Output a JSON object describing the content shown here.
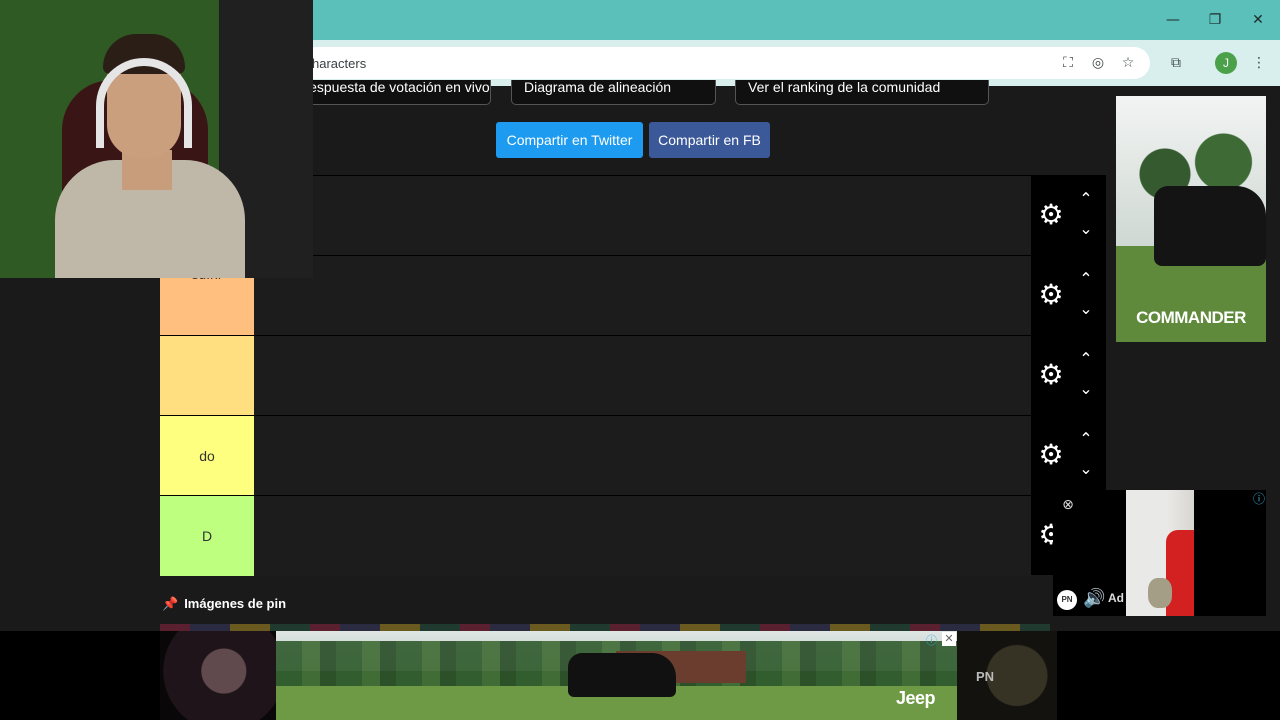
{
  "browser": {
    "url_partial": "haracters",
    "window_controls": [
      "—",
      "❐",
      "✕"
    ],
    "profile_initial": "J"
  },
  "page": {
    "top_buttons": [
      "Respuesta de votación en vivo",
      "Diagrama de alineación",
      "Ver el ranking de la comunidad"
    ],
    "share_twitter": "Compartir en Twitter",
    "share_fb": "Compartir en FB",
    "tiers": [
      {
        "label": "",
        "color": "#1c1c1c"
      },
      {
        "label": "sufrir",
        "color": "#ffbf7f"
      },
      {
        "label": "",
        "color": "#ffdf80"
      },
      {
        "label": "do",
        "color": "#ffff7f"
      },
      {
        "label": "D",
        "color": "#bfff7f"
      }
    ],
    "pin_label": "Imágenes de pin"
  },
  "ads": {
    "right_ad_text": "COMMANDER",
    "video_ad_badge": "Ad",
    "pn_badge": "PN",
    "bottom_brand": "Jeep",
    "bottom_pn": "PN"
  },
  "icons": {
    "gear": "⚙",
    "up": "⌃",
    "down": "⌄",
    "close": "⊗",
    "info": "ⓘ",
    "speaker": "🔊",
    "pin": "📌"
  }
}
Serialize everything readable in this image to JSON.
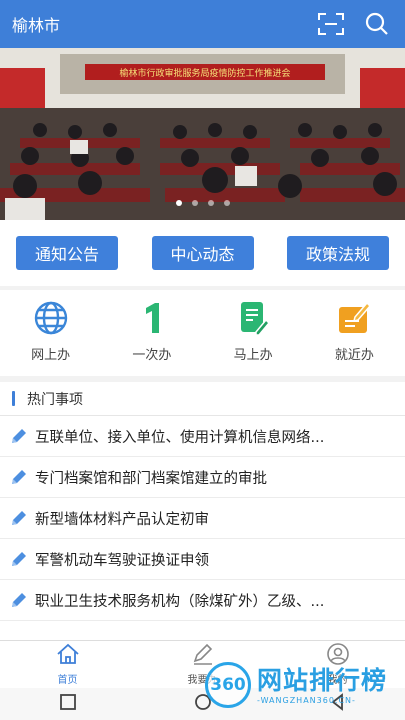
{
  "header": {
    "title": "榆林市"
  },
  "banner": {
    "caption": "榆林市行政审批服务局疫情防控工作推进会",
    "slides": 4,
    "active_slide": 0
  },
  "tabs": [
    {
      "label": "通知公告"
    },
    {
      "label": "中心动态"
    },
    {
      "label": "政策法规"
    }
  ],
  "quick": [
    {
      "label": "网上办",
      "icon": "globe-icon",
      "color": "#3a86d8"
    },
    {
      "label": "一次办",
      "icon": "number-one-icon",
      "color": "#2bb673"
    },
    {
      "label": "马上办",
      "icon": "document-edit-icon",
      "color": "#2bb673"
    },
    {
      "label": "就近办",
      "icon": "form-pen-icon",
      "color": "#f0a020"
    }
  ],
  "hot": {
    "title": "热门事项",
    "items": [
      "互联单位、接入单位、使用计算机信息网络...",
      "专门档案馆和部门档案馆建立的审批",
      "新型墙体材料产品认定初审",
      "军警机动车驾驶证换证申领",
      "职业卫生技术服务机构（除煤矿外）乙级、..."
    ]
  },
  "nav": [
    {
      "label": "首页",
      "icon": "home-icon",
      "active": true
    },
    {
      "label": "我要办",
      "icon": "pen-icon",
      "active": false
    },
    {
      "label": "我的",
      "icon": "user-icon",
      "active": false
    }
  ],
  "watermark": {
    "logo": "360",
    "main": "网站排行榜",
    "sub": "-WANGZHAN360.CN-"
  },
  "colors": {
    "primary": "#3e7fd8",
    "button": "#3f80db"
  }
}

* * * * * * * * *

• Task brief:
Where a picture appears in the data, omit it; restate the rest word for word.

• Task output:
Output a JSON object describing the content shown here.
{
  "browser": {
    "url_partial": "haracters",
    "window_controls": [
      "—",
      "❐",
      "✕"
    ],
    "profile_initial": "J"
  },
  "page": {
    "top_buttons": [
      "Respuesta de votación en vivo",
      "Diagrama de alineación",
      "Ver el ranking de la comunidad"
    ],
    "share_twitter": "Compartir en Twitter",
    "share_fb": "Compartir en FB",
    "tiers": [
      {
        "label": "",
        "color": "#1c1c1c"
      },
      {
        "label": "sufrir",
        "color": "#ffbf7f"
      },
      {
        "label": "",
        "color": "#ffdf80"
      },
      {
        "label": "do",
        "color": "#ffff7f"
      },
      {
        "label": "D",
        "color": "#bfff7f"
      }
    ],
    "pin_label": "Imágenes de pin"
  },
  "ads": {
    "right_ad_text": "COMMANDER",
    "video_ad_badge": "Ad",
    "pn_badge": "PN",
    "bottom_brand": "Jeep",
    "bottom_pn": "PN"
  },
  "icons": {
    "gear": "⚙",
    "up": "⌃",
    "down": "⌄",
    "close": "⊗",
    "info": "ⓘ",
    "speaker": "🔊",
    "pin": "📌"
  }
}
Serialize everything readable in this image to JSON.
{
  "header": {
    "title": "榆林市"
  },
  "banner": {
    "caption": "榆林市行政审批服务局疫情防控工作推进会",
    "slides": 4,
    "active_slide": 0
  },
  "tabs": [
    {
      "label": "通知公告"
    },
    {
      "label": "中心动态"
    },
    {
      "label": "政策法规"
    }
  ],
  "quick": [
    {
      "label": "网上办",
      "icon": "globe-icon",
      "color": "#3a86d8"
    },
    {
      "label": "一次办",
      "icon": "number-one-icon",
      "color": "#2bb673"
    },
    {
      "label": "马上办",
      "icon": "document-edit-icon",
      "color": "#2bb673"
    },
    {
      "label": "就近办",
      "icon": "form-pen-icon",
      "color": "#f0a020"
    }
  ],
  "hot": {
    "title": "热门事项",
    "items": [
      "互联单位、接入单位、使用计算机信息网络...",
      "专门档案馆和部门档案馆建立的审批",
      "新型墙体材料产品认定初审",
      "军警机动车驾驶证换证申领",
      "职业卫生技术服务机构（除煤矿外）乙级、..."
    ]
  },
  "nav": [
    {
      "label": "首页",
      "icon": "home-icon",
      "active": true
    },
    {
      "label": "我要办",
      "icon": "pen-icon",
      "active": false
    },
    {
      "label": "我的",
      "icon": "user-icon",
      "active": false
    }
  ],
  "watermark": {
    "logo": "360",
    "main": "网站排行榜",
    "sub": "-WANGZHAN360.CN-"
  },
  "colors": {
    "primary": "#3e7fd8",
    "button": "#3f80db"
  }
}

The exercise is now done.